▶ **Required action**
Every line holding "images" should be copied from the records below.

▶ **Records shown**
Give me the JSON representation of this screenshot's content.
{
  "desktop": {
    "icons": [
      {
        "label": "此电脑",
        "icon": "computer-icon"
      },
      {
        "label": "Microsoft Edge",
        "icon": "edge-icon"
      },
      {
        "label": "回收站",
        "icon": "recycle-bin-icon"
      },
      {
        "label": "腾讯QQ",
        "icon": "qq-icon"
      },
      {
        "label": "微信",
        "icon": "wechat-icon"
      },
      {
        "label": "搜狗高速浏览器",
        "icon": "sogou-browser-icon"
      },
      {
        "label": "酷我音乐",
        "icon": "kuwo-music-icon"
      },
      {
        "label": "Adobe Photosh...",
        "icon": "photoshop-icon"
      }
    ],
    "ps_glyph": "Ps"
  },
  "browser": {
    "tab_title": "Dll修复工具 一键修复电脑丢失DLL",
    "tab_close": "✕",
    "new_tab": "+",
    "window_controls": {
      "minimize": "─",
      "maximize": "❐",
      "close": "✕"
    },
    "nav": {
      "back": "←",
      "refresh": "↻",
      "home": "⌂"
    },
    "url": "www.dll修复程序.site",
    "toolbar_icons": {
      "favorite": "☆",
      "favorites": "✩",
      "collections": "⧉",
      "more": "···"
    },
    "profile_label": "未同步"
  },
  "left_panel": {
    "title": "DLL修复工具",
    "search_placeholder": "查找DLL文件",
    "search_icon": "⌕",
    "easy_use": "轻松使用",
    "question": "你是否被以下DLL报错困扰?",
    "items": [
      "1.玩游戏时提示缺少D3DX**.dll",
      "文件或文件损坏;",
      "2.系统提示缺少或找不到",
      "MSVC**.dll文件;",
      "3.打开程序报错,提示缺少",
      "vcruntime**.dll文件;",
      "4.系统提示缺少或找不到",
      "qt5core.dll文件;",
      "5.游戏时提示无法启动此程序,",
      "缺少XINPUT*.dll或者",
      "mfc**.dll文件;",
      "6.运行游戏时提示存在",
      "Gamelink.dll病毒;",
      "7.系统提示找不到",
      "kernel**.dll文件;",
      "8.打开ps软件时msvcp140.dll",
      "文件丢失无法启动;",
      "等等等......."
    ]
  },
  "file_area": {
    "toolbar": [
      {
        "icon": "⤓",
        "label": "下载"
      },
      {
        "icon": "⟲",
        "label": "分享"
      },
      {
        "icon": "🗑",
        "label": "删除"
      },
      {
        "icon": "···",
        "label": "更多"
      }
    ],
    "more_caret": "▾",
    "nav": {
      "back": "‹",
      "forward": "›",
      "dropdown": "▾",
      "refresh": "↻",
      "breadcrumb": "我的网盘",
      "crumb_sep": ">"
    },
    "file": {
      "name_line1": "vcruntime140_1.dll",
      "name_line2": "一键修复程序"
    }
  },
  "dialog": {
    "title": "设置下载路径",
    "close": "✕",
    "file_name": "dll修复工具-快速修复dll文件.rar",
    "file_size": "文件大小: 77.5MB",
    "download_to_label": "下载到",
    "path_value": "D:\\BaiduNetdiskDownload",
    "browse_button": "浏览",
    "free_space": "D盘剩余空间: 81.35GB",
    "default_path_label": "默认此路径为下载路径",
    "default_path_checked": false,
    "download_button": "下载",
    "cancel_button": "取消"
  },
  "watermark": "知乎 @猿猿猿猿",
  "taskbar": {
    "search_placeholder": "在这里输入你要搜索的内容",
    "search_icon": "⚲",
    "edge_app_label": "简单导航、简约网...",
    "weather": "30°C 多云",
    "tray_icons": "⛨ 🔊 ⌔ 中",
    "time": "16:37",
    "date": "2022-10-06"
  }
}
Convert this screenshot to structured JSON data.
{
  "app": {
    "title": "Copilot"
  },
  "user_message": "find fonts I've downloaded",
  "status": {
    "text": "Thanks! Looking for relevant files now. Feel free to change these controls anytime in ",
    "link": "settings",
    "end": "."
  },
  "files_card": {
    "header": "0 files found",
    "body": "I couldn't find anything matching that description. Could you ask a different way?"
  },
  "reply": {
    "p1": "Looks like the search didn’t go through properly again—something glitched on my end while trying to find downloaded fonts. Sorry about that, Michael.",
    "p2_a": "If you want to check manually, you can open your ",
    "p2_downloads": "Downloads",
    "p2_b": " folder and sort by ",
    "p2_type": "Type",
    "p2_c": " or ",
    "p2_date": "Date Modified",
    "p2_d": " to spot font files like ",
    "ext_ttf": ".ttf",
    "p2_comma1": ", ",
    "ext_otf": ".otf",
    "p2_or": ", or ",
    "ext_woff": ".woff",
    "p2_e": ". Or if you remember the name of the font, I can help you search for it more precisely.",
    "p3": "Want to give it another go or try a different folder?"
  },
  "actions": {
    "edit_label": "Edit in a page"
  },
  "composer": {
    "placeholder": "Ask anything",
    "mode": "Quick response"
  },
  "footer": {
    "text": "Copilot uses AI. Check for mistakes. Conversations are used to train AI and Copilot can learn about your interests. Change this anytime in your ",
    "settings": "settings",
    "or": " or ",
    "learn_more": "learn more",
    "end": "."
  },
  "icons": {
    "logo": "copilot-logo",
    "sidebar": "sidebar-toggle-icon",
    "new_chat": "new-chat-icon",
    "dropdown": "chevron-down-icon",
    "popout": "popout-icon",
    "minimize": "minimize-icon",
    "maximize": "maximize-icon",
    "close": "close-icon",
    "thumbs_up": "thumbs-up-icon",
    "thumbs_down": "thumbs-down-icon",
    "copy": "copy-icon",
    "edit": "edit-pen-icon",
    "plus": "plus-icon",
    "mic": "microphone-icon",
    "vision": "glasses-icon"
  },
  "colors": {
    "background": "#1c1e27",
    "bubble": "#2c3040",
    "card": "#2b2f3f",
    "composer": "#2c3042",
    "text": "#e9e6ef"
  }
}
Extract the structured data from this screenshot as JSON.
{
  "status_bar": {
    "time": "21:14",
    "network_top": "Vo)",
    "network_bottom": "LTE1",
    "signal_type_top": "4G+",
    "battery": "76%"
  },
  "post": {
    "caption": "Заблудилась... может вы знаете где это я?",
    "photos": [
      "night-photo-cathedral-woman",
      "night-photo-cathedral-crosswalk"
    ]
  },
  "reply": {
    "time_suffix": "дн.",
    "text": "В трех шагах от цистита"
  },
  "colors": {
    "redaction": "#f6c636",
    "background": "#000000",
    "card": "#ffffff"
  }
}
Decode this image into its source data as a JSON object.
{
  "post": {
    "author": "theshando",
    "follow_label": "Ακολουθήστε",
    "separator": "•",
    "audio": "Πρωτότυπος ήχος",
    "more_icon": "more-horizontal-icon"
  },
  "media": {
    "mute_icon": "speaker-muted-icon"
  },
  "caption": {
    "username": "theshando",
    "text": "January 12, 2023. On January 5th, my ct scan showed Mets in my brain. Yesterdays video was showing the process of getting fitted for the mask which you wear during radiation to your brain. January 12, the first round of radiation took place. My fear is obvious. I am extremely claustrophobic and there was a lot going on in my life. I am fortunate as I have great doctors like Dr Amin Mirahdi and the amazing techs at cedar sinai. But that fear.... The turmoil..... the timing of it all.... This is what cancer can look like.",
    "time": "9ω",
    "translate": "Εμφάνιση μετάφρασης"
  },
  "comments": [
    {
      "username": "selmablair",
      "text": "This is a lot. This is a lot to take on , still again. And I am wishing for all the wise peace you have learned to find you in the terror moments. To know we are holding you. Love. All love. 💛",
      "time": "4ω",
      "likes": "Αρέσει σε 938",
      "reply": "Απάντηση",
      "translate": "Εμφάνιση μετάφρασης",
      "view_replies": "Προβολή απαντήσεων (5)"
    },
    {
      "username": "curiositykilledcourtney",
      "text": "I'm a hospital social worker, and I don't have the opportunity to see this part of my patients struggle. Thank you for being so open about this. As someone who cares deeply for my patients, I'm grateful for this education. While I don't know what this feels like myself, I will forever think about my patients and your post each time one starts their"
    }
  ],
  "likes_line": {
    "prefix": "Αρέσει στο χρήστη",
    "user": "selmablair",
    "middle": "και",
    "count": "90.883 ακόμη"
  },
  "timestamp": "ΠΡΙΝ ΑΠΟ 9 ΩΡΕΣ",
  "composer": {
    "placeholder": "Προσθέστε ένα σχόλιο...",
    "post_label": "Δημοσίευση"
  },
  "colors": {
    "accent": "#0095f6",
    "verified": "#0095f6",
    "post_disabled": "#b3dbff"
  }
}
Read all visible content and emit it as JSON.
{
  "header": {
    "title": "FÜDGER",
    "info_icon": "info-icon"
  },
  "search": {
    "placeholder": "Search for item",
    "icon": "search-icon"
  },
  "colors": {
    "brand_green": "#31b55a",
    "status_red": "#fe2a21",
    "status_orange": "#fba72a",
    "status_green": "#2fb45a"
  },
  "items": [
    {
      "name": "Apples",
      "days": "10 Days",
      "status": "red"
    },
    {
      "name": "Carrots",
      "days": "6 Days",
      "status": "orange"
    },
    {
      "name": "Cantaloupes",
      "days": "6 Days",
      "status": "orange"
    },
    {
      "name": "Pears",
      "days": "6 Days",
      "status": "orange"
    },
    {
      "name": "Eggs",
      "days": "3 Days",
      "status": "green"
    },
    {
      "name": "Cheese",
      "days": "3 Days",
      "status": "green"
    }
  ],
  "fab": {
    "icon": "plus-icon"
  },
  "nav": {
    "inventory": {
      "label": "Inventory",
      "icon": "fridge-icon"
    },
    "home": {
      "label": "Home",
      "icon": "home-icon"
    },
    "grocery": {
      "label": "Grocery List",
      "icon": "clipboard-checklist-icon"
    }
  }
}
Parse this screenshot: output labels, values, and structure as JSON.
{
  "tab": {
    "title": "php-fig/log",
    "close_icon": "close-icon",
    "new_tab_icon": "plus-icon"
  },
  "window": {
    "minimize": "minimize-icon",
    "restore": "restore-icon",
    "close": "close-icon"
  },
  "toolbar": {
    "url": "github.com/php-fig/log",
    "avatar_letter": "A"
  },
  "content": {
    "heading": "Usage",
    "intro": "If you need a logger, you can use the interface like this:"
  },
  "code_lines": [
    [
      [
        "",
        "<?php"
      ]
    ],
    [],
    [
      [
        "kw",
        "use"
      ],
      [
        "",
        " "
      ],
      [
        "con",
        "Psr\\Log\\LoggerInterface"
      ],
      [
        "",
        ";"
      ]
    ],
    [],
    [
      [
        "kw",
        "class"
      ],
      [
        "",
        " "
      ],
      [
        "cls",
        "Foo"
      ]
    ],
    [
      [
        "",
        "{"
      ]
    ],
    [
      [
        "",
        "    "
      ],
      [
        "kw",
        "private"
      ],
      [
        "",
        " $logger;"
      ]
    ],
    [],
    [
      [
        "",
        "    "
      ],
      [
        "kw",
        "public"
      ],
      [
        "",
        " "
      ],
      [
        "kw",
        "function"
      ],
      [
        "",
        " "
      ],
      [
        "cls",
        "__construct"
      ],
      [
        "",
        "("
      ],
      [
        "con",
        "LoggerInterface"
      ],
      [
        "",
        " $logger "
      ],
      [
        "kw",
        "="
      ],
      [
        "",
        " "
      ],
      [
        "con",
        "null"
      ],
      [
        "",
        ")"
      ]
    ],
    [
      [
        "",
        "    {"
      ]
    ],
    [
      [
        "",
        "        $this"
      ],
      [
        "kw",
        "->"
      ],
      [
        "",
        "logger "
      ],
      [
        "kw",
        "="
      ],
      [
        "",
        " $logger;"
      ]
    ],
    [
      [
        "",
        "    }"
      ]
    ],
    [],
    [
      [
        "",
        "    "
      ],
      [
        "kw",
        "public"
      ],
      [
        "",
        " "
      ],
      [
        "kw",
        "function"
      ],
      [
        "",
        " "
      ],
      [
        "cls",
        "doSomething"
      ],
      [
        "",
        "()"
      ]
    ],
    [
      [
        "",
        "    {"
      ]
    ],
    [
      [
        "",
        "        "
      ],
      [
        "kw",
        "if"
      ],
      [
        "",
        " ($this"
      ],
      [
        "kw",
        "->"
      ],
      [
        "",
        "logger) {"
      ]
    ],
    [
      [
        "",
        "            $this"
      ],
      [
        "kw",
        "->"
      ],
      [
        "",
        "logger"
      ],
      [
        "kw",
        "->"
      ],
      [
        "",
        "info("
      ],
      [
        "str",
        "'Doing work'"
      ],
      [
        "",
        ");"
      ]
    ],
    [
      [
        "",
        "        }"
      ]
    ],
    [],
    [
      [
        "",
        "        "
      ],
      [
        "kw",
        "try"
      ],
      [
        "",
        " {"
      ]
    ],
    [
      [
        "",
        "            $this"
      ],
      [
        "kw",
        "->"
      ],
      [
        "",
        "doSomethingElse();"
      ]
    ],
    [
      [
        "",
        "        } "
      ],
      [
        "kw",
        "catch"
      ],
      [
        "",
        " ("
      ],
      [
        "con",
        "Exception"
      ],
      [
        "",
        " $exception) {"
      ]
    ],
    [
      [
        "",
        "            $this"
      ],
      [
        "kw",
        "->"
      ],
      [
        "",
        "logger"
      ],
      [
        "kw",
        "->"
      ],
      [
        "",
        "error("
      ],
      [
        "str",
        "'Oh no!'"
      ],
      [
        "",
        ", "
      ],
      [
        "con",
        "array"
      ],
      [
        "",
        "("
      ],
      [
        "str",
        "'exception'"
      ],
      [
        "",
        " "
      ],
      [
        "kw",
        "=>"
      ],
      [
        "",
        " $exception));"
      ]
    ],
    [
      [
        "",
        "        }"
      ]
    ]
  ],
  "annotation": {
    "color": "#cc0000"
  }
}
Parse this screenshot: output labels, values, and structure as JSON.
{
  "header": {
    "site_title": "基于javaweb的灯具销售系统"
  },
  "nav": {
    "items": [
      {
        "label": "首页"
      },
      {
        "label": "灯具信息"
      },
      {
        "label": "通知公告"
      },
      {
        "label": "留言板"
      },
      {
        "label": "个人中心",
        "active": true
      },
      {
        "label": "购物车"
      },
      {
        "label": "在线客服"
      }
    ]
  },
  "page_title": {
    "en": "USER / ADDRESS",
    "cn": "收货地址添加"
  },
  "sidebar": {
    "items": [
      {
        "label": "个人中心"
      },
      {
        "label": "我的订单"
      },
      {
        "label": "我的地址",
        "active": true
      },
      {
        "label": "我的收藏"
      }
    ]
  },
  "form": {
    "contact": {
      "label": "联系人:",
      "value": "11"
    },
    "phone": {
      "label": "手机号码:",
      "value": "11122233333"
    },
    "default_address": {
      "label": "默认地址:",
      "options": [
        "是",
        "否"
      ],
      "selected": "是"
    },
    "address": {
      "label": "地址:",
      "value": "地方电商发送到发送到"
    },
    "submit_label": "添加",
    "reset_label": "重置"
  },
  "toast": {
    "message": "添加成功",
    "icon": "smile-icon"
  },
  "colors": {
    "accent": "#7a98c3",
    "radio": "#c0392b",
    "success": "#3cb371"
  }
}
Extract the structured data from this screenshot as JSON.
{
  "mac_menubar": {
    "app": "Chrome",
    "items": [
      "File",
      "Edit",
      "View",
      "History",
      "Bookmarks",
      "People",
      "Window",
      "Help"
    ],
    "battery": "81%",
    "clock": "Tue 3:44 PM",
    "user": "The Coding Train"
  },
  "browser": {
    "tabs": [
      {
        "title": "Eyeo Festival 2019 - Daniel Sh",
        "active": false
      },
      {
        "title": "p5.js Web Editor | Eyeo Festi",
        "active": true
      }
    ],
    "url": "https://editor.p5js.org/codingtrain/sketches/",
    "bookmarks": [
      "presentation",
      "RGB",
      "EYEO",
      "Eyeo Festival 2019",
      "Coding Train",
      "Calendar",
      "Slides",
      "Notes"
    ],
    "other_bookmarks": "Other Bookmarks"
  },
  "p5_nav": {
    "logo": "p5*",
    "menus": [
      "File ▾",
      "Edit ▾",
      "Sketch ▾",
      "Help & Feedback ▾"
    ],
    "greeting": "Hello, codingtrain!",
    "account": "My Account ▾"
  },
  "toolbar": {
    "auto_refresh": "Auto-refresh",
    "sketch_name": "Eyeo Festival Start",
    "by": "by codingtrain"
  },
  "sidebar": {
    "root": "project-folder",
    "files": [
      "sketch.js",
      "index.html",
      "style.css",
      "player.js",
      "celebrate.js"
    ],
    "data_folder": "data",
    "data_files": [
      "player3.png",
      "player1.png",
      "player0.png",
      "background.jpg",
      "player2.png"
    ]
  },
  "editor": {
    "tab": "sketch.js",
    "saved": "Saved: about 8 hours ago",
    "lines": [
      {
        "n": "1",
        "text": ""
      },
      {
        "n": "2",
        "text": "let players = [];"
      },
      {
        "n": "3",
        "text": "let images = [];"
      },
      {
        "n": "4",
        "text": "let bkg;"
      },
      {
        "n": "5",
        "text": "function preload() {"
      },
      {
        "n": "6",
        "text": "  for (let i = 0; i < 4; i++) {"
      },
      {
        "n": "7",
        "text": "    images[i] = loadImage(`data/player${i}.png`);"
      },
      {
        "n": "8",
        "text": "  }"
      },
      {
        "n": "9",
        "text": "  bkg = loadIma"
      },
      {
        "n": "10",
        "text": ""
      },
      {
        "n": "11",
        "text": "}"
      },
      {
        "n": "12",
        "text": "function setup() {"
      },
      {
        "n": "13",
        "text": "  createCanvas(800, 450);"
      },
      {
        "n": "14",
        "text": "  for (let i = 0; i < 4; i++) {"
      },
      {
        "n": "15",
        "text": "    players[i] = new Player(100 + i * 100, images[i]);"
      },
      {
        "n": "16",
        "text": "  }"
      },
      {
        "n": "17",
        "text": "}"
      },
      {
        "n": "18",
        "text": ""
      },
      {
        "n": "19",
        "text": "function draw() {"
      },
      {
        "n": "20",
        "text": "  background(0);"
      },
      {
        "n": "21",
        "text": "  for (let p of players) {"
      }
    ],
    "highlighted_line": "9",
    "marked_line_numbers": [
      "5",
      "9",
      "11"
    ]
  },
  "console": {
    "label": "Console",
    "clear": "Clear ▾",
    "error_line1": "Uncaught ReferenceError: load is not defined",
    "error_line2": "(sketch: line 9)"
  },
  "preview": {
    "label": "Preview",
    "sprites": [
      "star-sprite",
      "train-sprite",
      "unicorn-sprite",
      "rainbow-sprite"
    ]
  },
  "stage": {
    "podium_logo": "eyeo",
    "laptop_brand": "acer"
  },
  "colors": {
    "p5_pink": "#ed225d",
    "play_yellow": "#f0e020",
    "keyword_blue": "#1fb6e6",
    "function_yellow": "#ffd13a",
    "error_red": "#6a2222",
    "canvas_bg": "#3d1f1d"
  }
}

▶ **Completed task**
        "text": "let images = [];"
        "text": "    images[i] = loadImage(`data/player${i}.png`);"
        "text": "    players[i] = new Player(100 + i * 100, images[i]);"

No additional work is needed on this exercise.